Compared to your average CGI-enhanced, action-packed audiovisual sweet-treat, the pre-talkie movie is a subtle pleasure. Nevertheless such artefacts from the dawn of the movie age continue to sustain an ardent following, witnessed once more at this week’s opening of the silent-film mini-festival in Tromsø: Stumfilmdager. Perhaps it’s because silent movies represent an expression of the brand new medium of film at its most fresh and exuberant, and a strange, animated snapshot of a long forgotten time in our history.
The opening festivities this year featured two very different silent-film experiences, examples of the two principal alternative paths we might follow in our treatment of the medium: the reverential and the inspirational. The grand opening event was very much the former. We watched Charlie Chaplin’s masterpiece and swansong, the beautifully crafted City Lights, fearlessly launched in 1931, even as the sun was irreversibly setting on the golden age of silent film.
Most importantly, we watched it in a thoroughly authentic way, as Chaplin the auteur and star of the show would have wanted. That’s why we needed a full symphony orchestra (with a few idiosyncratic additions, including a banjo) packed awkwardly around the movie screen at Tromsø’s Kulturhus. As the opening credits rolled the orchestra, aided and abetted by the notable silent-movie expert and musical interpreter, Ben Model, on piano, set about the task of faithfully reproducing the famous tramp’s original film-score.
This was an experience to foster a finer appreciation for the work of a genuine movie great, and for the remarkable breadth of his talent. It was as though a cunning concoction of music and pictures had summoned up the spirit of the man himself. Surely this is the magic of silent film at its best?
Well we should at least reserve judgement until we have considered the alternative. For this was also on offer that same evening, just down the street, ironically enough at that most traditional of movie venues, the custom-built cinema from 1916, Verdensteatret.
Here the noted filmmaker and accomplished pianist Dietrich Brüggemann, together with beatbox specialist Mando, provided something completely different. Old met new as they sat astride the long boarded over orchestra-pit and, assisted by the audience, selected promising looking clips from the postmodern smorgasbord we call YouTube. They rose magnificently to the challenge of improvising music and sound-effects to accompany whatever strange and often unpredictable imagery were chosen for viewing.

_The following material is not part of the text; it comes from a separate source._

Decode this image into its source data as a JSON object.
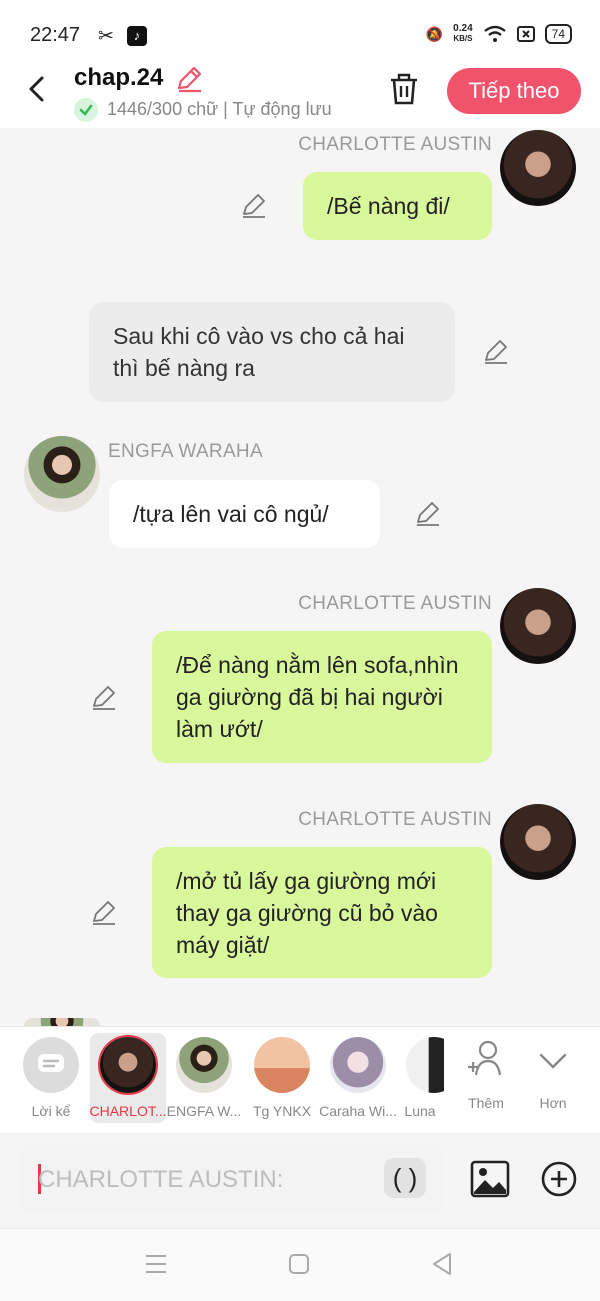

In some ways this is the most exciting avenue, where the historical artefact is liberated from its metaphorical museum and turned into an inspirational lodestone. In this way the silent film becomes a ghostly invitation to creative collaboration, and a living medium that is potentially gloriously reinvented on the occasion of each unique screening.
Both avenues are indispensable, however. We need to understand these films as best we can, speculate about what they may have meant to their creators and to their early audiences and, as chemistry permits, learn to love them. It is only through such understanding and appreciation that we open the door to true engagement and even collaboration.

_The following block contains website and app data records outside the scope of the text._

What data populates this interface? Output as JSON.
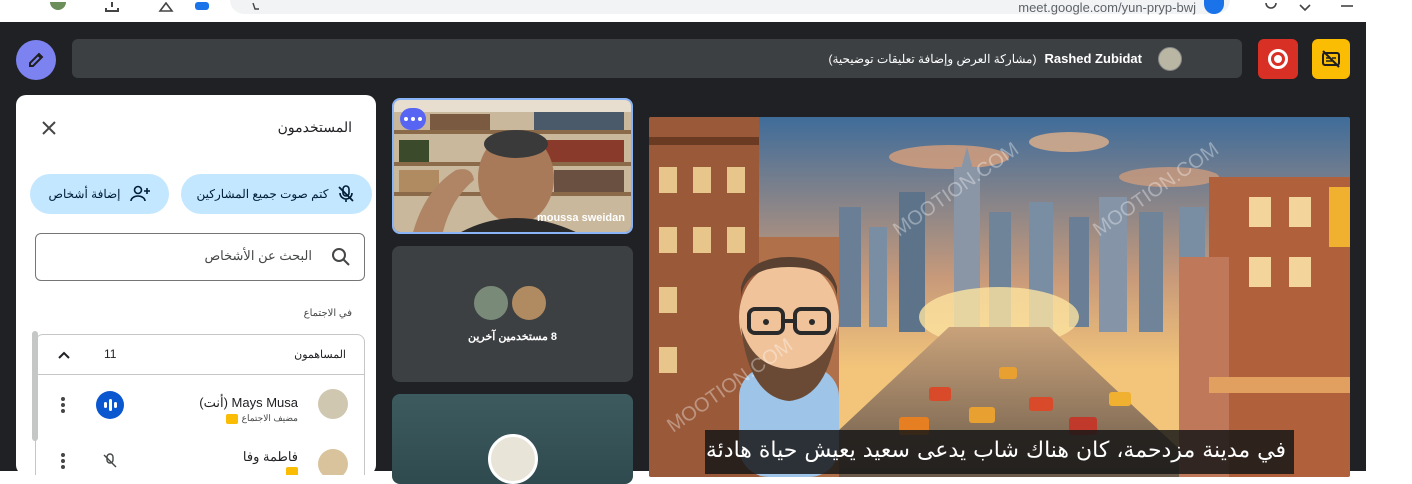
{
  "browser": {
    "url": "meet.google.com/yun-pryp-bwj"
  },
  "header": {
    "presenter_name": "Rashed Zubidat",
    "presenter_activity": "(مشاركة العرض وإضافة تعليقات توضيحية)"
  },
  "people_panel": {
    "title": "المستخدمون",
    "mute_all_label": "كتم صوت جميع المشاركين",
    "add_people_label": "إضافة أشخاص",
    "search_placeholder": "البحث عن الأشخاص",
    "section_label": "في الاجتماع",
    "group": {
      "label": "المساهمون",
      "count": "11"
    },
    "participants": [
      {
        "name": "Mays Musa (أنت)",
        "role": "مضيف الاجتماع",
        "speaking": true
      },
      {
        "name": "فاطمة وفا",
        "role": "",
        "speaking": false
      }
    ]
  },
  "tiles": {
    "tile1_name": "moussa sweidan",
    "others_label": "8 مستخدمين آخرين"
  },
  "shared_screen": {
    "watermark": "MOOTION.COM",
    "caption": "في مدينة مزدحمة، كان هناك شاب يدعى سعيد يعيش حياة هادئة."
  },
  "colors": {
    "meet_bg": "#202124",
    "accent_blue": "#0b57d0",
    "pill_blue": "#c2e7ff",
    "record_red": "#d93025",
    "caption_yellow": "#fbbc04",
    "pencil_purple": "#7c83f1"
  }
}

We must learn to love in order, in a strange way, to be loved back by these artists of a bygone age. Then, ‘together,’ we might just manage to do something truly amazing, and enter a kind of silent-movie heaven.
In the immortal words of Eddie Cochran:
Step one, you find a girl to love
Step two, she falls in love with you
Step three, you kiss and hold her tightly
Yeah that sure seems like heaven to me.